PROMPT
Each line of the records below needs repeating exactly. Skip the pictures.

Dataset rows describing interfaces
■ ■ ■ ■ ■
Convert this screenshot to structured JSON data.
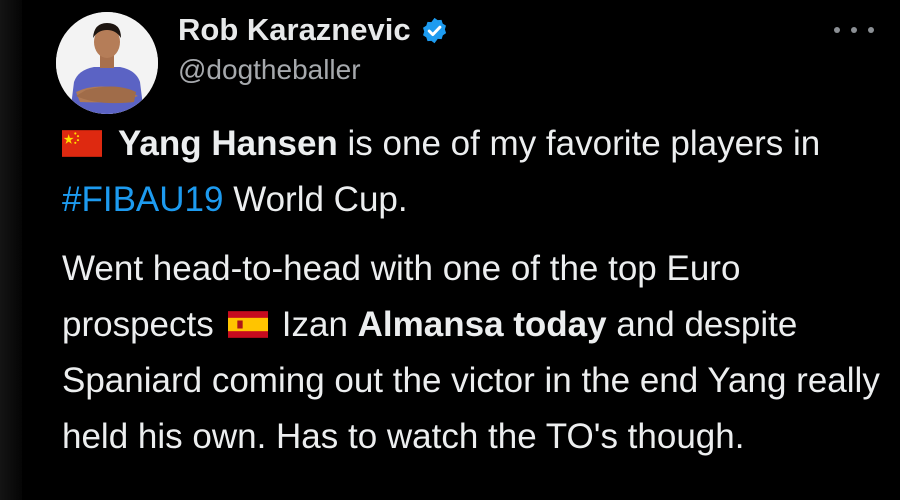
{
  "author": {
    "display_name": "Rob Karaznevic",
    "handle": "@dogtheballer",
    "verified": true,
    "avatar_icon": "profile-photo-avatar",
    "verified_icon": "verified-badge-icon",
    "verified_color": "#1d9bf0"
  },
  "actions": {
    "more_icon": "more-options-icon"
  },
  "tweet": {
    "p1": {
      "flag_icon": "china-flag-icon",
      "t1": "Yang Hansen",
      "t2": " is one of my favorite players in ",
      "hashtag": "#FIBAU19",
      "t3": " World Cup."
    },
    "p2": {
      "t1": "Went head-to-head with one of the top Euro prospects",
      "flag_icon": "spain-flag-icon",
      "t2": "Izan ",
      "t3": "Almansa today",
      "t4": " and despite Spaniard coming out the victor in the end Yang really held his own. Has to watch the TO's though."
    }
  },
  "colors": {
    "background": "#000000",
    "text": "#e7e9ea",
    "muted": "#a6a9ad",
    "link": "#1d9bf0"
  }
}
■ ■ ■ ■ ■
SOLUTION TO THE EXERCISE
Convert this screenshot to structured JSON data.
{
  "author": {
    "display_name": "Rob Karaznevic",
    "handle": "@dogtheballer",
    "verified": true,
    "avatar_icon": "profile-photo-avatar",
    "verified_icon": "verified-badge-icon",
    "verified_color": "#1d9bf0"
  },
  "actions": {
    "more_icon": "more-options-icon"
  },
  "tweet": {
    "p1": {
      "flag_icon": "china-flag-icon",
      "t1": "Yang Hansen",
      "t2": " is one of my favorite players in ",
      "hashtag": "#FIBAU19",
      "t3": " World Cup."
    },
    "p2": {
      "t1": "Went head-to-head with one of the top Euro prospects",
      "flag_icon": "spain-flag-icon",
      "t2": "Izan ",
      "t3": "Almansa today",
      "t4": " and despite Spaniard coming out the victor in the end Yang really held his own. Has to watch the TO's though."
    }
  },
  "colors": {
    "background": "#000000",
    "text": "#e7e9ea",
    "muted": "#a6a9ad",
    "link": "#1d9bf0"
  }
}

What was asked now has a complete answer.